START Listed records
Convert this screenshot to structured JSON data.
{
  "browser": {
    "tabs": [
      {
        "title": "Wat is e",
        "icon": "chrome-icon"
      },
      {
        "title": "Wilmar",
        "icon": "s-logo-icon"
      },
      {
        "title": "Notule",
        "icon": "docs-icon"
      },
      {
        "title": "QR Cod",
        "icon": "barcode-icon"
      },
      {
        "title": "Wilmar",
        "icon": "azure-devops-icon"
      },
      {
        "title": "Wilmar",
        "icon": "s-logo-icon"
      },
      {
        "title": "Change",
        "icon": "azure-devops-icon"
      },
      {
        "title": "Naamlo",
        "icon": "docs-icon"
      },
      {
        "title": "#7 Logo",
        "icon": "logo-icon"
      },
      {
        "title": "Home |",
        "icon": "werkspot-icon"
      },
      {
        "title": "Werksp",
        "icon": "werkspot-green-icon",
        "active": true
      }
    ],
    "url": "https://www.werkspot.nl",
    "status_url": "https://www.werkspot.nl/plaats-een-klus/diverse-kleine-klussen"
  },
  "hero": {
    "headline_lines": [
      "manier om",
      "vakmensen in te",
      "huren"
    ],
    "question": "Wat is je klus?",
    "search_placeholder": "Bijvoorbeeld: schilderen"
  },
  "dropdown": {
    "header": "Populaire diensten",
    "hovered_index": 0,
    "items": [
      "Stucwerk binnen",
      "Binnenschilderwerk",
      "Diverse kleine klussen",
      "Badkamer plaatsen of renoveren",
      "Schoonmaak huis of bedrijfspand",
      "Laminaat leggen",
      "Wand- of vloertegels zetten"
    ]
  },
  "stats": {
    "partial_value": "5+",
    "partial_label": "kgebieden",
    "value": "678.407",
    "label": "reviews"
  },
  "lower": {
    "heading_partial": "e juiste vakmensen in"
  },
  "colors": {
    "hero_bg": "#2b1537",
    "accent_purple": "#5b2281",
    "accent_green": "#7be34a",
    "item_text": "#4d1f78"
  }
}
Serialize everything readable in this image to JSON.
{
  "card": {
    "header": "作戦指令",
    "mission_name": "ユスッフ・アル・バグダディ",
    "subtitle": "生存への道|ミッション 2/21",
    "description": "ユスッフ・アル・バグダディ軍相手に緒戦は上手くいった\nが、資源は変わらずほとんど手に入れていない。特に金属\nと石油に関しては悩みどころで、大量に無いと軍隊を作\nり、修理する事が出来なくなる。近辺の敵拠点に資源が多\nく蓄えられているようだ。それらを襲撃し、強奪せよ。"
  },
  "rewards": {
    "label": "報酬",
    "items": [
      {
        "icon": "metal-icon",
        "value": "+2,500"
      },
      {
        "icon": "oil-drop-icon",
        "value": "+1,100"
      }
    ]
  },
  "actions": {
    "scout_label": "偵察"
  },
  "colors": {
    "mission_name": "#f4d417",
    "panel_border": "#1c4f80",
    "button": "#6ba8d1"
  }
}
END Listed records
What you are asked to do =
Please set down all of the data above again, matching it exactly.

The completed task =
Convert this screenshot to structured JSON data.
{
  "browser": {
    "tabs": [
      {
        "title": "Wat is e",
        "icon": "chrome-icon"
      },
      {
        "title": "Wilmar",
        "icon": "s-logo-icon"
      },
      {
        "title": "Notule",
        "icon": "docs-icon"
      },
      {
        "title": "QR Cod",
        "icon": "barcode-icon"
      },
      {
        "title": "Wilmar",
        "icon": "azure-devops-icon"
      },
      {
        "title": "Wilmar",
        "icon": "s-logo-icon"
      },
      {
        "title": "Change",
        "icon": "azure-devops-icon"
      },
      {
        "title": "Naamlo",
        "icon": "docs-icon"
      },
      {
        "title": "#7 Logo",
        "icon": "logo-icon"
      },
      {
        "title": "Home |",
        "icon": "werkspot-icon"
      },
      {
        "title": "Werksp",
        "icon": "werkspot-green-icon",
        "active": true
      }
    ],
    "url": "https://www.werkspot.nl",
    "status_url": "https://www.werkspot.nl/plaats-een-klus/diverse-kleine-klussen"
  },
  "hero": {
    "headline_lines": [
      "manier om",
      "vakmensen in te",
      "huren"
    ],
    "question": "Wat is je klus?",
    "search_placeholder": "Bijvoorbeeld: schilderen"
  },
  "dropdown": {
    "header": "Populaire diensten",
    "hovered_index": 0,
    "items": [
      "Stucwerk binnen",
      "Binnenschilderwerk",
      "Diverse kleine klussen",
      "Badkamer plaatsen of renoveren",
      "Schoonmaak huis of bedrijfspand",
      "Laminaat leggen",
      "Wand- of vloertegels zetten"
    ]
  },
  "stats": {
    "partial_value": "5+",
    "partial_label": "kgebieden",
    "value": "678.407",
    "label": "reviews"
  },
  "lower": {
    "heading_partial": "e juiste vakmensen in"
  },
  "colors": {
    "hero_bg": "#2b1537",
    "accent_purple": "#5b2281",
    "accent_green": "#7be34a",
    "item_text": "#4d1f78"
  }
}
Serialize everything readable in this image to JSON.
{
  "card": {
    "header": "作戦指令",
    "mission_name": "ユスッフ・アル・バグダディ",
    "subtitle": "生存への道|ミッション 2/21",
    "description": "ユスッフ・アル・バグダディ軍相手に緒戦は上手くいった\nが、資源は変わらずほとんど手に入れていない。特に金属\nと石油に関しては悩みどころで、大量に無いと軍隊を作\nり、修理する事が出来なくなる。近辺の敵拠点に資源が多\nく蓄えられているようだ。それらを襲撃し、強奪せよ。"
  },
  "rewards": {
    "label": "報酬",
    "items": [
      {
        "icon": "metal-icon",
        "value": "+2,500"
      },
      {
        "icon": "oil-drop-icon",
        "value": "+1,100"
      }
    ]
  },
  "actions": {
    "scout_label": "偵察"
  },
  "colors": {
    "mission_name": "#f4d417",
    "panel_border": "#1c4f80",
    "button": "#6ba8d1"
  }
}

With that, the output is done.